You could see that missing not only in the first Ruiz fight, but the second one too. As Joshua chose safety and skill over risk and power. That didn’t work with Usyk. In part because Usyk is quite simply a much better fighter than Ruiz. What Usyk isn’t is a much better fighter than Joshua.
Out of all the current Heavyweights who make a claim to being the best in the division (Fury, Wilder, Joshua, and now Usyk), Joshua was born with more ability than all of them. And while I am loath to question the heart of anyone who would walk into a boxing ring and take shots from another man who tips the scales well beyond 200 pounds, the question does persist.
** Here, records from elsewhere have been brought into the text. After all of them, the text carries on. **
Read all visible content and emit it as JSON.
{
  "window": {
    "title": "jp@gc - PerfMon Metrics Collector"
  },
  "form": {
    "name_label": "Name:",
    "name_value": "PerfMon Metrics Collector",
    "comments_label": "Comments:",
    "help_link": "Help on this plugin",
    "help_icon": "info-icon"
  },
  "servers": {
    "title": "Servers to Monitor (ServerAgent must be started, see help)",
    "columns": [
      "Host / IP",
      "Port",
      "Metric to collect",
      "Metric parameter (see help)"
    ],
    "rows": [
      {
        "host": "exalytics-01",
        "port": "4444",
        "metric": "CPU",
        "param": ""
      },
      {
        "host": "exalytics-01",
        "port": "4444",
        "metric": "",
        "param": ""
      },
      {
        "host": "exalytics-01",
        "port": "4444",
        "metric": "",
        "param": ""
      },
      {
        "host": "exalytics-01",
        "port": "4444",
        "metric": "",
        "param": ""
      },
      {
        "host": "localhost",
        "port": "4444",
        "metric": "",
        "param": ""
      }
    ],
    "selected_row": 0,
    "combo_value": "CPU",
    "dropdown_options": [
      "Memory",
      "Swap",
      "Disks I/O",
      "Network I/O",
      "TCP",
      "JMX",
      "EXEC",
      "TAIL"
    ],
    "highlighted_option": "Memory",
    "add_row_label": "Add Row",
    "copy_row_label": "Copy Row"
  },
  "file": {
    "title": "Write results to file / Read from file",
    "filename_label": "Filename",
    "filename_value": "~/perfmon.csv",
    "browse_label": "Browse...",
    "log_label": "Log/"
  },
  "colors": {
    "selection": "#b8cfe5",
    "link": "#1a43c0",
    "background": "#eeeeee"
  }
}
Who is Anthony Joshua? Or more significantly, if this is it, who could Anthony Joshua have been? And look, let’s not throw dirt on Joshua just yet. He’s no less talented today than he was before last Saturday night when he lost his piece of the Heavyweight crown to a beefed-up Cruiserweight. The clock is ticking though.
Anthony Joshua may have fought and beat Klitschko, but he has not fought Fury or Wilder, and he’s going to need to go through Usyk (most likely) to get to either of them. And if he gets a second shot, being careful – as he was last Saturday – will not do. Joshua has to dare to be great. He faced down that dare once before, but now that he has all the money in the world at just 31 years of age, does he have the desire?
Because what Joshua must ask of himself now is “Do I have another gear?’ That’s what will be required of him if he wants to be all that he not only could be, but should be. The opportunity is there, but is he willing to pay the cost?
If not, his legacy, while not meaningless by any means, will be defined by opportunity lost.